Nominations are being accepted for the 2018 C. W. Watson Award. The Award is given to the nominee who has contributed the most to any of the appropriate areas of fish and wildlife conservation in the southeast (please see http://www.seafwa.org/committees/c.w._watson_award__/ for award format). The Award can be given for a single accomplishment or a series of nonrelated items. According to Committee Chair, Bob Duncan, “The level of competition is so keen for this Award that the category of Career Achievement comes to my mind although the Award is not based on tenure or length of service”. This year’s C. W. Watson Award Committee is chaired by Director Bob Duncan representing SEAFWA Directors. Committee Members include Kevin J. Dockendorf representing the Southern Division of The American Fisheries Society and Emily Jo Williams representing the Southeastern Section of The Wildlife Society.
One hundred years ago, wildlife biologists began determining which plant species provided food and cover for ducks and geese and then how to manage coastal wetlands to promote those plants. Within decades, that knowledge was the basis for managing water levels, water salinity, fire, and land acquisition on the Atlantic, Gulf, and Pacific coasts. By the end of the last century, that knowledge also was being used to improve habitat for wading birds, shore birds and other associated species habitat and also in efforts to combat coastal wetland loss.
In 1905, a Florida game warden named Guy Bradley became the first wildlife law enforcement agent killed while performing his duties to protect the nation’s wildlife. Law enforcement agents like Bradley are essential to virtually every aspect of wildlife conservation, from recovering endangered species to managing waterfowl and big game resources.
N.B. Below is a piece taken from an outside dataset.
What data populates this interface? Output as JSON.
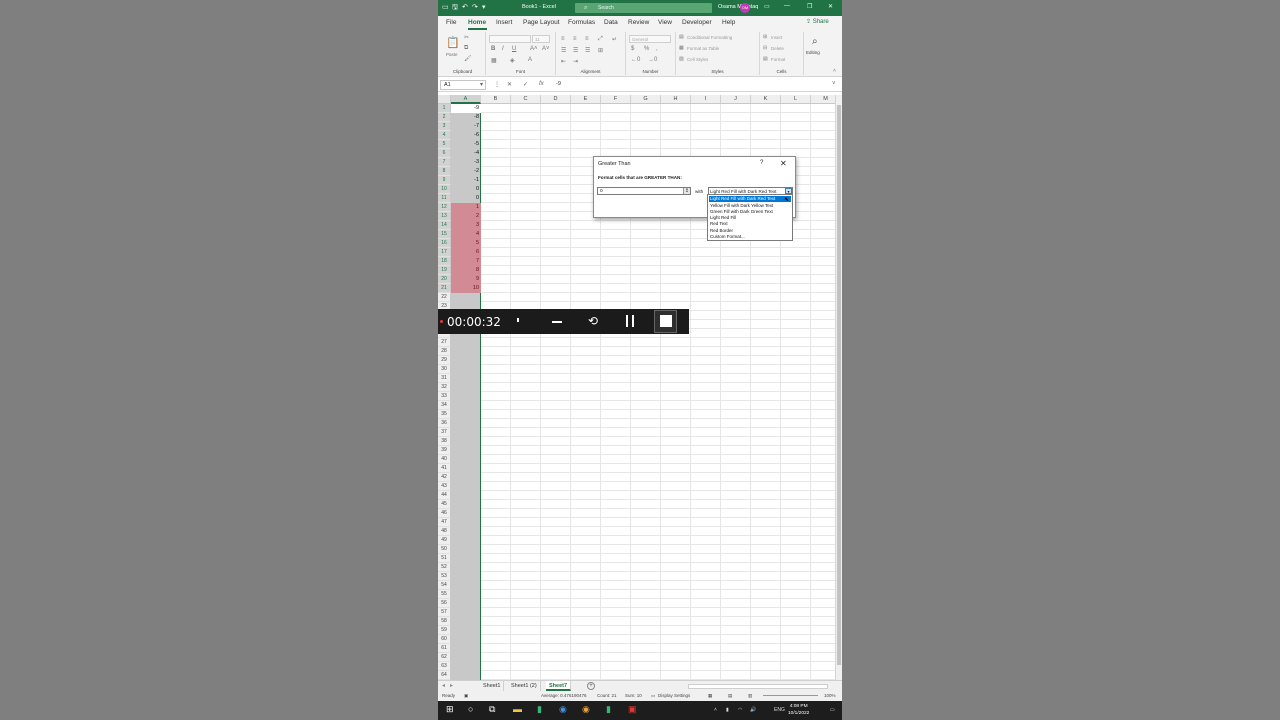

In honor of Guy Bradley, the National Fish and Wildlife Foundation established this lifetime achievement award to recognize individuals for their commitment and performance in the field of wildlife law enforcement.
The Guy Bradley Award will be presented to one state agency and one federal agency officer whose dedication and public service to protecting the nation's natural resources demonstrates outstanding leadership, excellence in implementation, knowledge, and actions that have advanced the cause of wildlife conservation.